On the evening of April 30, 2008, Rony returned home from work and, from her kitchen, noticed a change in the lighting in her backyard. She made no investigation that evening. The next morning, however, a buzzing chainsaw awoke her. She followed the sound, and found a ladder leading from the Costa property, over the fence, and up into the cypress tree on her property. Guifarro was sitting in the tree "hacking away" at it with a chainsaw. Rony confronted Guifarro and accused him of trespassing. All told, Guifarro had made 32 cuts along the north side of the tree and had denuded three vertical limbs of their branches and growth. The cuts left stubs, were not of "professional" quality, and did not promote the health of the tree.
Rony's expert, Raymond Moritz, described the cypress tree as now "very odd looking, being only one-sided and having so much dead material, spars exposed . . . very unaesthetic." Moreover, because of the nature of cypress trees, the uncut side of the tree would continue to grow while the other did not. Moritz believed the cypress had become a "hazard tree" in need of removal. Costa's expert, John Lichter, disputed the tree was a hazard, but agreed it had been "aesthetically compromised" and Guifarro's pruning was nothing Lichter would ever do or approve of.

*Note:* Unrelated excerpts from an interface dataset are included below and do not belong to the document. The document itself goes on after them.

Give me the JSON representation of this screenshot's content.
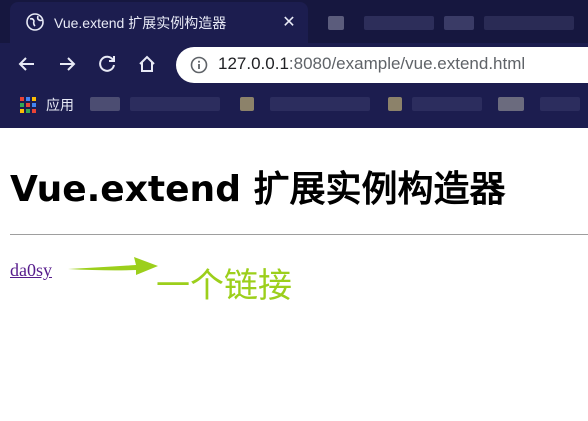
{
  "browser": {
    "tab": {
      "title": "Vue.extend 扩展实例构造器",
      "close_symbol": "✕"
    },
    "address": {
      "host": "127.0.0.1",
      "rest": ":8080/example/vue.extend.html"
    },
    "bookmarks": {
      "apps_label": "应用"
    }
  },
  "page": {
    "title": "Vue.extend 扩展实例构造器",
    "link_text": "da0sy",
    "annotation": "一个链接"
  },
  "colors": {
    "chrome_dark": "#1c1d4f",
    "link_visited": "#551a8b",
    "annotation_green": "#9ccf1b"
  }
}
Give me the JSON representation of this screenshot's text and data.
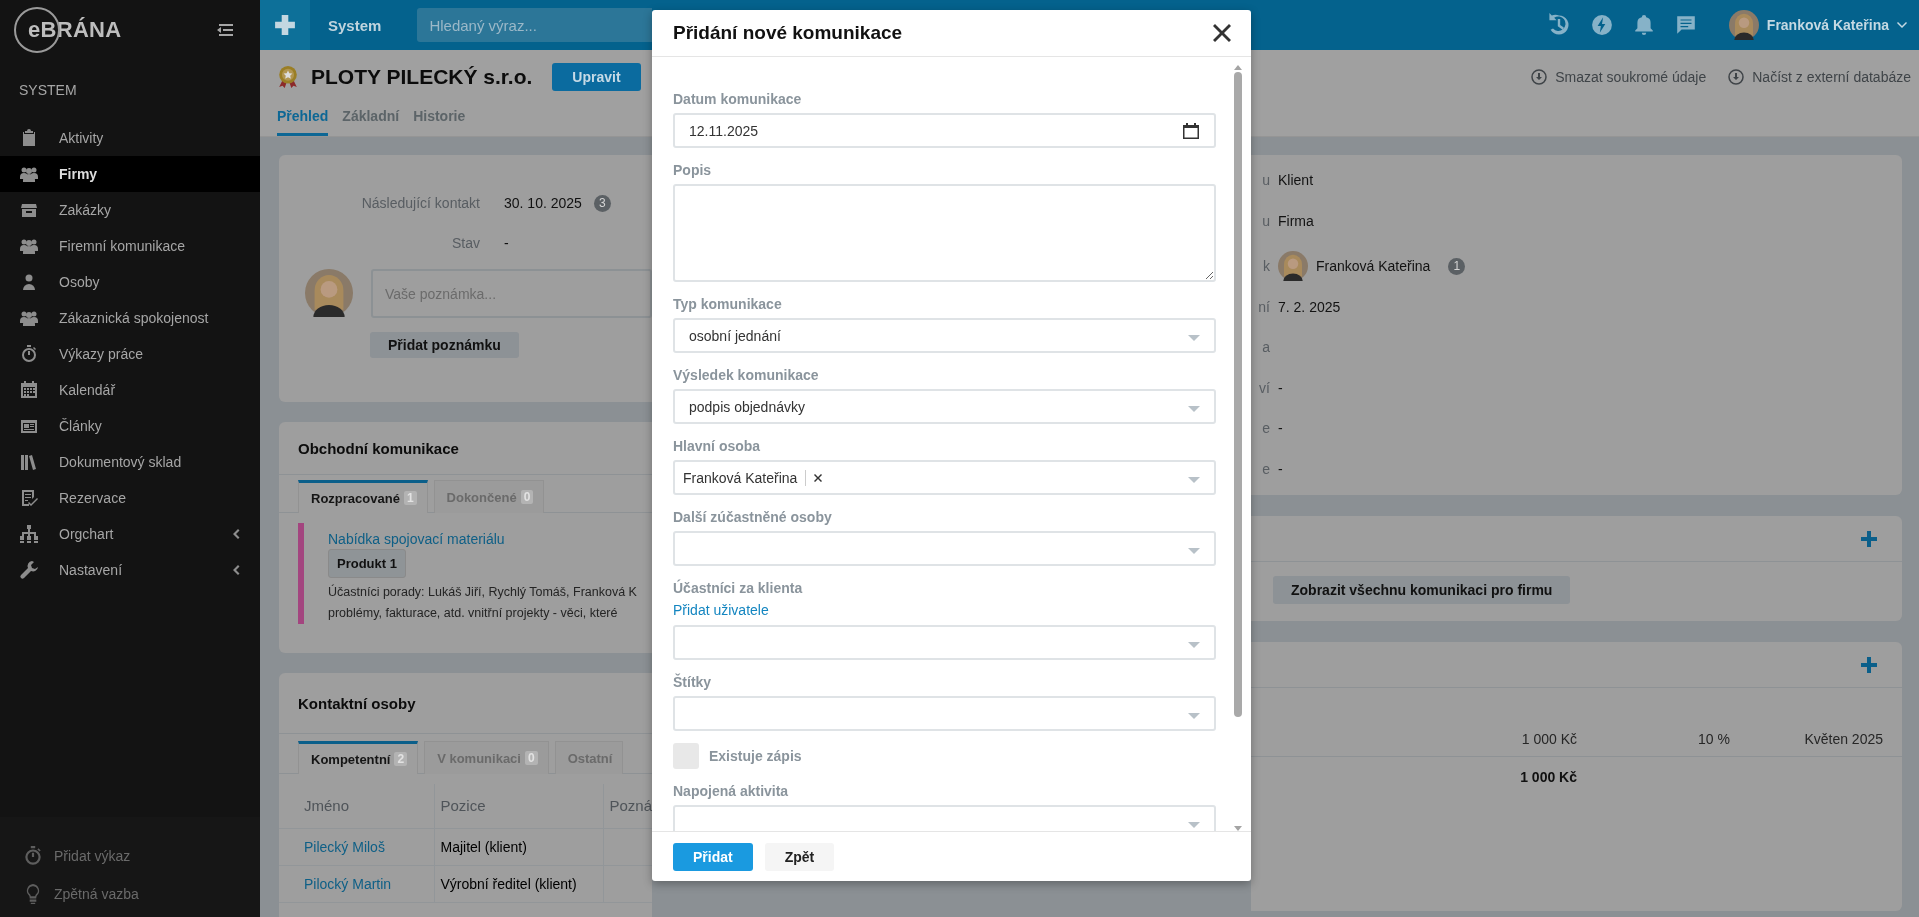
{
  "sidebar": {
    "logo": "eBRÁNA",
    "section": "SYSTEM",
    "items": [
      {
        "label": "Aktivity",
        "selected": false,
        "submenu": false
      },
      {
        "label": "Firmy",
        "selected": true,
        "submenu": false
      },
      {
        "label": "Zakázky",
        "selected": false,
        "submenu": false
      },
      {
        "label": "Firemní komunikace",
        "selected": false,
        "submenu": false
      },
      {
        "label": "Osoby",
        "selected": false,
        "submenu": false
      },
      {
        "label": "Zákaznická spokojenost",
        "selected": false,
        "submenu": false
      },
      {
        "label": "Výkazy práce",
        "selected": false,
        "submenu": false
      },
      {
        "label": "Kalendář",
        "selected": false,
        "submenu": false
      },
      {
        "label": "Články",
        "selected": false,
        "submenu": false
      },
      {
        "label": "Dokumentový sklad",
        "selected": false,
        "submenu": false
      },
      {
        "label": "Rezervace",
        "selected": false,
        "submenu": false
      },
      {
        "label": "Orgchart",
        "selected": false,
        "submenu": true
      },
      {
        "label": "Nastavení",
        "selected": false,
        "submenu": true
      }
    ],
    "footer": [
      "Přidat výkaz",
      "Zpětná vazba"
    ]
  },
  "topbar": {
    "section": "System",
    "search_placeholder": "Hledaný výraz...",
    "user": "Franková Kateřina"
  },
  "company": {
    "name": "PLOTY PILECKÝ s.r.o.",
    "edit_button": "Upravit",
    "tabs": [
      {
        "label": "Přehled",
        "selected": true
      },
      {
        "label": "Základní",
        "selected": false
      },
      {
        "label": "Historie",
        "selected": false
      }
    ],
    "actions": [
      "Smazat soukromé údaje",
      "Načíst z externí databáze"
    ]
  },
  "overview": {
    "next_contact_label": "Následující kontakt",
    "next_contact": "30. 10. 2025",
    "next_contact_count": "3",
    "status_label": "Stav",
    "status": "-",
    "note_placeholder": "Vaše poznámka...",
    "add_note_button": "Přidat poznámku"
  },
  "communication": {
    "title": "Obchodní komunikace",
    "tabs": [
      {
        "label": "Rozpracované",
        "count": "1",
        "selected": true
      },
      {
        "label": "Dokončené",
        "count": "0",
        "selected": false
      }
    ],
    "items": [
      {
        "color": "#a3457f",
        "title": "Nabídka spojovací materiálu",
        "tag": "Produkt 1",
        "lines": [
          "Účastníci porady: Lukáš Jiří, Rychlý Tomáš, Franková K",
          "problémy, fakturace, atd. vnitřní projekty - věci, které"
        ]
      }
    ]
  },
  "contacts": {
    "title": "Kontaktní osoby",
    "tabs": [
      {
        "label": "Kompetentní",
        "count": "2",
        "selected": true
      },
      {
        "label": "V komunikaci",
        "count": "0",
        "selected": false
      },
      {
        "label": "Ostatní",
        "selected": false
      }
    ],
    "columns": [
      "Jméno",
      "Pozice",
      "Pozná"
    ],
    "rows": [
      [
        "Pilecký Miloš",
        "Majitel (klient)"
      ],
      [
        "Pilocký Martin",
        "Výrobní ředitel (klient)"
      ]
    ]
  },
  "details": {
    "rows": [
      {
        "kind": "text",
        "label_tail": "u",
        "value": "Klient"
      },
      {
        "kind": "text",
        "label_tail": "u",
        "value": "Firma"
      },
      {
        "kind": "person",
        "label_tail": "k",
        "value": "Franková Kateřina",
        "count": "1"
      },
      {
        "kind": "text",
        "label_tail": "ní",
        "value": "7. 2. 2025"
      },
      {
        "kind": "text",
        "label_tail": "a"
      },
      {
        "kind": "text",
        "label_tail": "ví",
        "value": "-"
      },
      {
        "kind": "text",
        "label_tail": "e",
        "value": "-"
      },
      {
        "kind": "text",
        "label_tail": "e",
        "value": "-"
      }
    ]
  },
  "communication_card": {
    "show_all_button": "Zobrazit všechnu komunikaci pro firmu"
  },
  "products_card": {
    "rows": [
      [
        "1 000 Kč",
        "10 %",
        "Květen 2025"
      ]
    ],
    "total": "1 000 Kč"
  },
  "modal": {
    "title": "Přidání nové komunikace",
    "fields": [
      {
        "kind": "date",
        "label": "Datum komunikace",
        "value": "12.11.2025"
      },
      {
        "kind": "textarea",
        "label": "Popis"
      },
      {
        "kind": "select",
        "label": "Typ komunikace",
        "value": "osobní jednání"
      },
      {
        "kind": "select",
        "label": "Výsledek komunikace",
        "value": "podpis objednávky"
      },
      {
        "kind": "tags",
        "label": "Hlavní osoba",
        "tags": [
          "Franková Kateřina"
        ]
      },
      {
        "kind": "select",
        "label": "Další zúčastněné osoby"
      },
      {
        "kind": "select",
        "label": "Účastníci za klienta",
        "link": "Přidat uživatele"
      },
      {
        "kind": "select",
        "label": "Štítky"
      },
      {
        "kind": "checkbox",
        "label": "Existuje zápis",
        "checked": false
      },
      {
        "kind": "select",
        "label": "Napojená aktivita"
      }
    ],
    "buttons": [
      {
        "label": "Přidat",
        "primary": true
      },
      {
        "label": "Zpět",
        "primary": false
      }
    ]
  }
}
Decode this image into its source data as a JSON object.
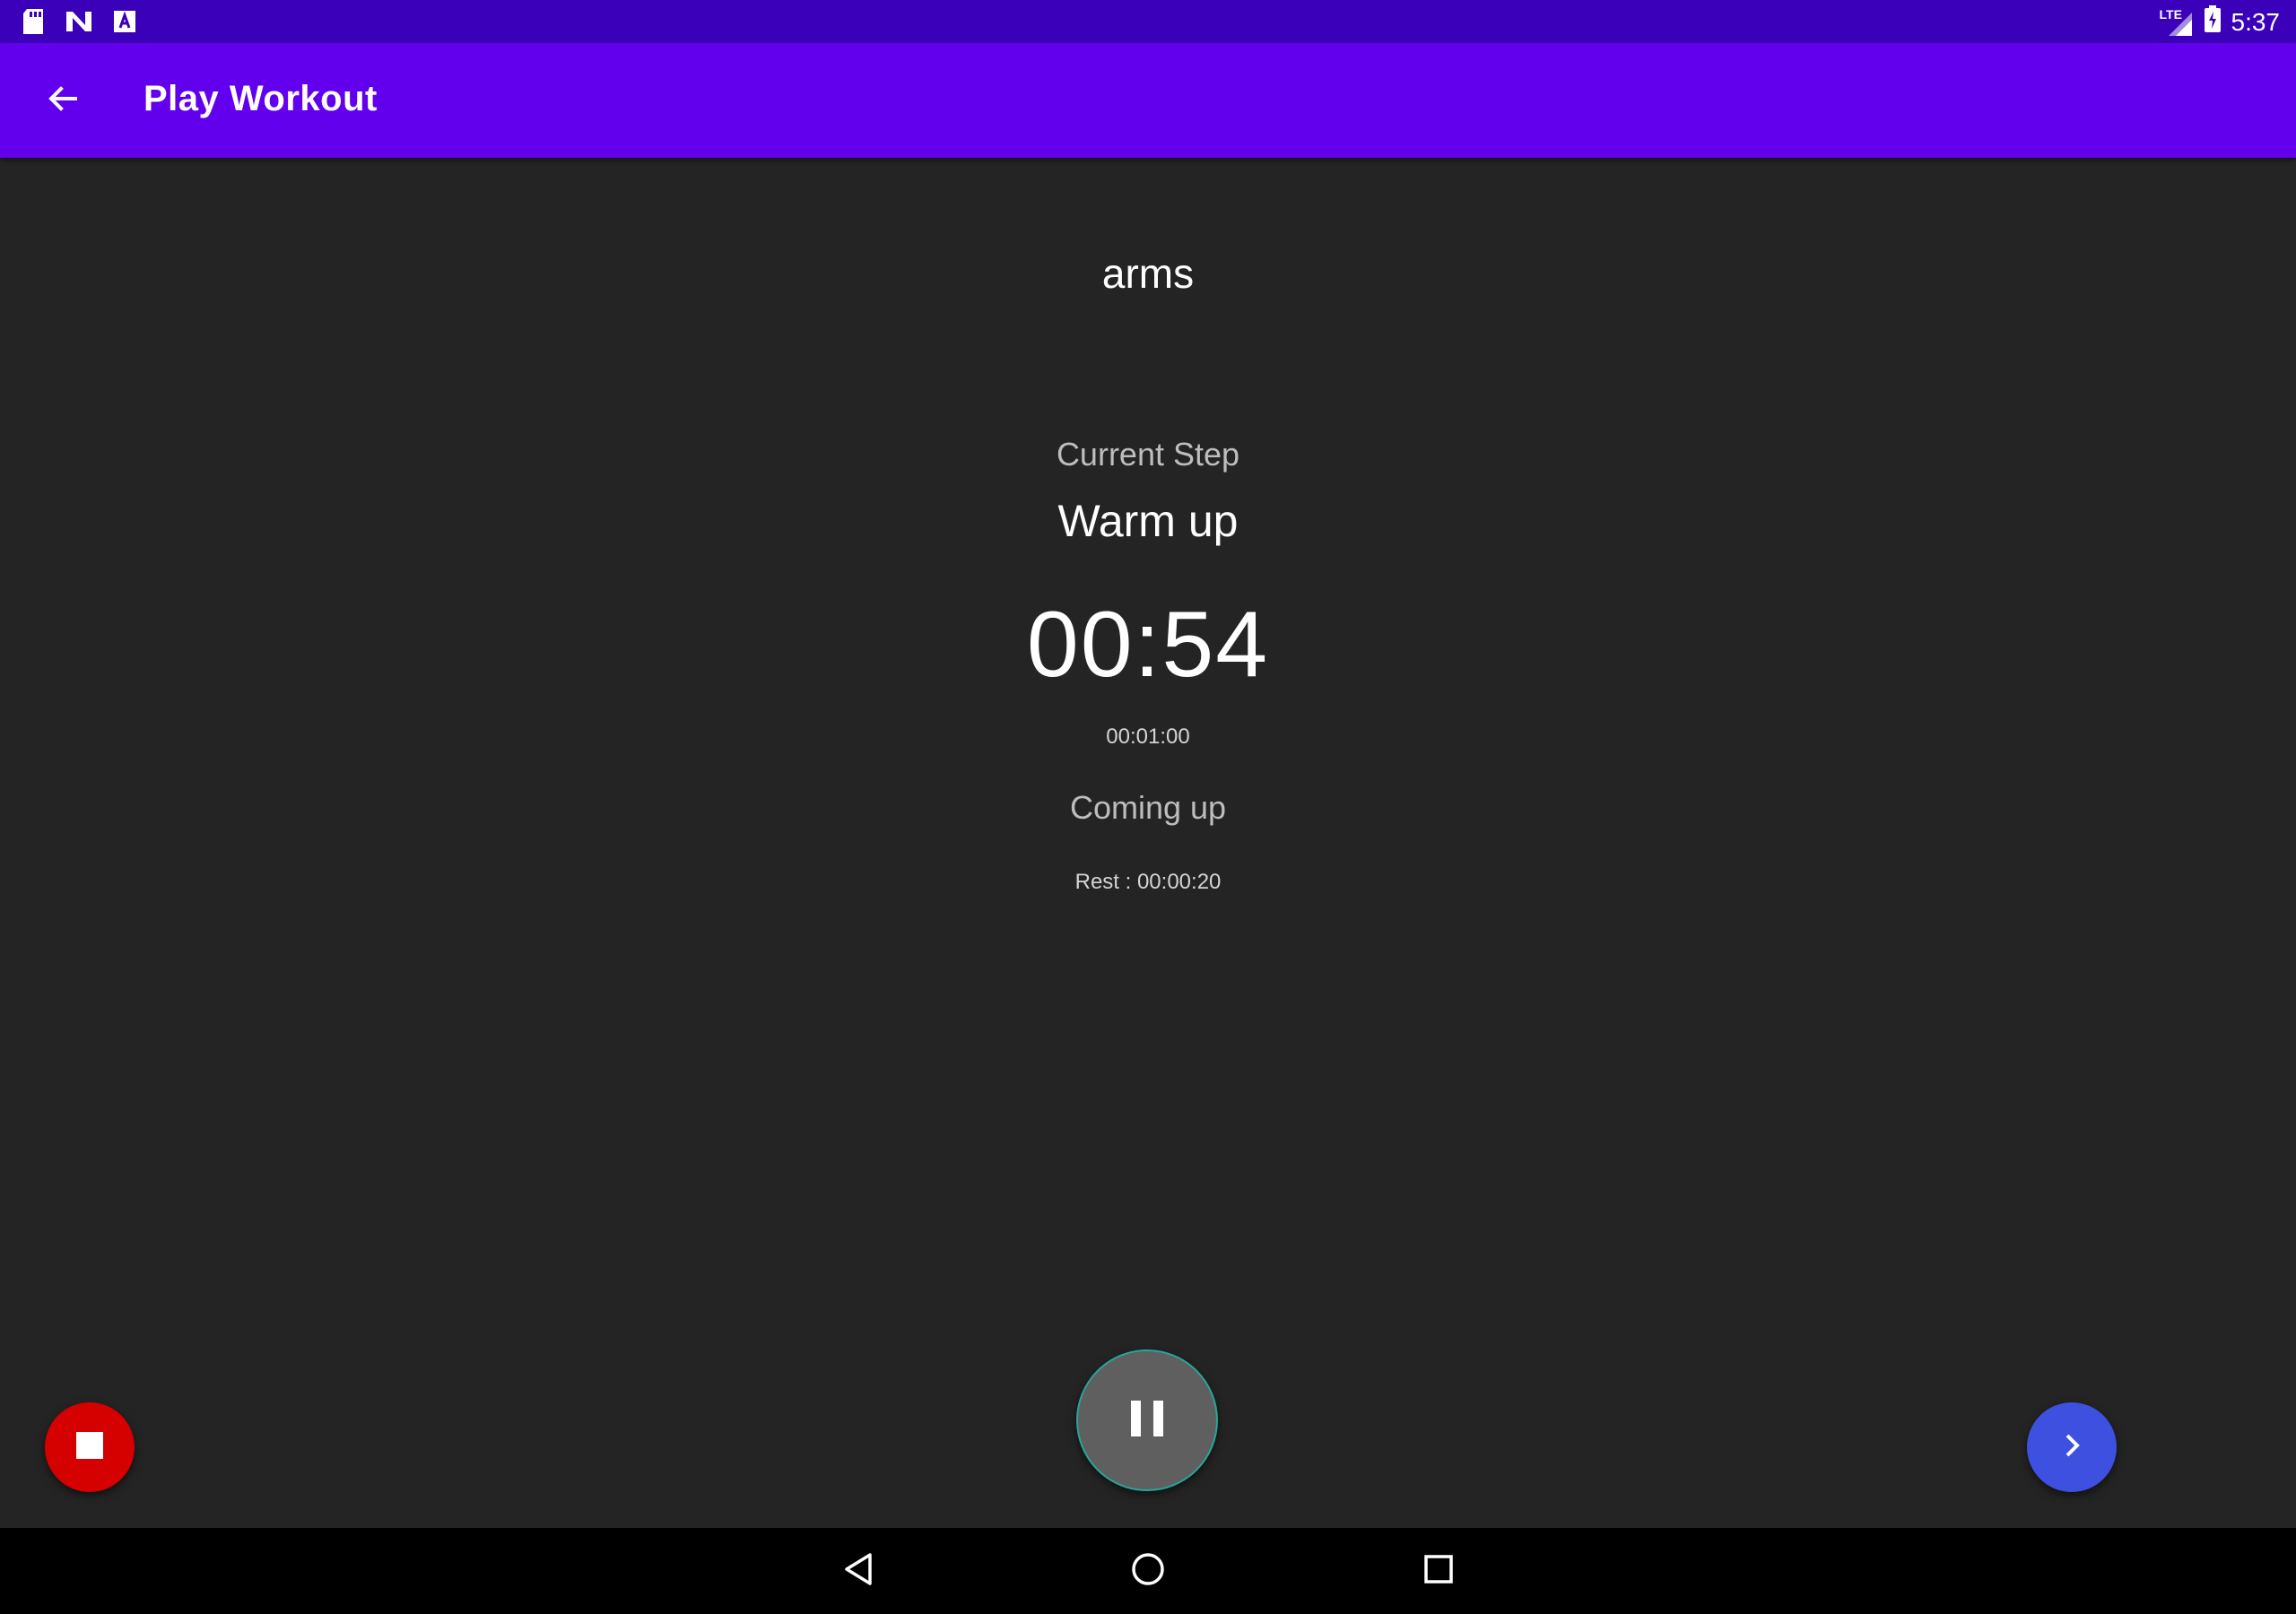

Rony, herself, testified the cuts were "harsh, brutish, improper, and ugly" and she no longer enjoyed the aesthetics of the tree, which had previously offered shade, character, and beauty. One photograph, trial exhibit No. 6, shows the cypress, from one angle, looking like half a tree. Rony was concerned about all the remaining foliage being on the tree's south side and that the tree might fall southward onto her home. She wanted to replace it, but could not afford the cost.
On December 9, 2008, Rony filed a verified complaint against Costa and his wife, alleging they were liable for Guifarro's tree cutting and should pay enhanced damages under Civil Code section 3346*fn2 and Code of Civil Procedure section 733*fn3 (both of which punish wrongful injuries to trees). Rony eventually dismissed Costa's wife, and a four-day bench trial commenced on November 13, 2009.
During trial, the parties' experts offered two different appraisals of Rony's monetary damages. Rony's expert Moritz, believing Rony needed to replace the cypress, appraised damages using the "replacement method within the cost-of-cure method." He priced a 28-feet-tall, 108-inch "box" replacement tree at $21,266, then added the cost of tree removal, stump grinding, planting, irrigation, and 10 years of maintenance to arrive at an "unfactored, uncompounded value" of $37,483. Following the eighth edition of the Guide for Plant Appraisal, he then compounded this number over the 10 years he expected the replacement tree would need before it could play ...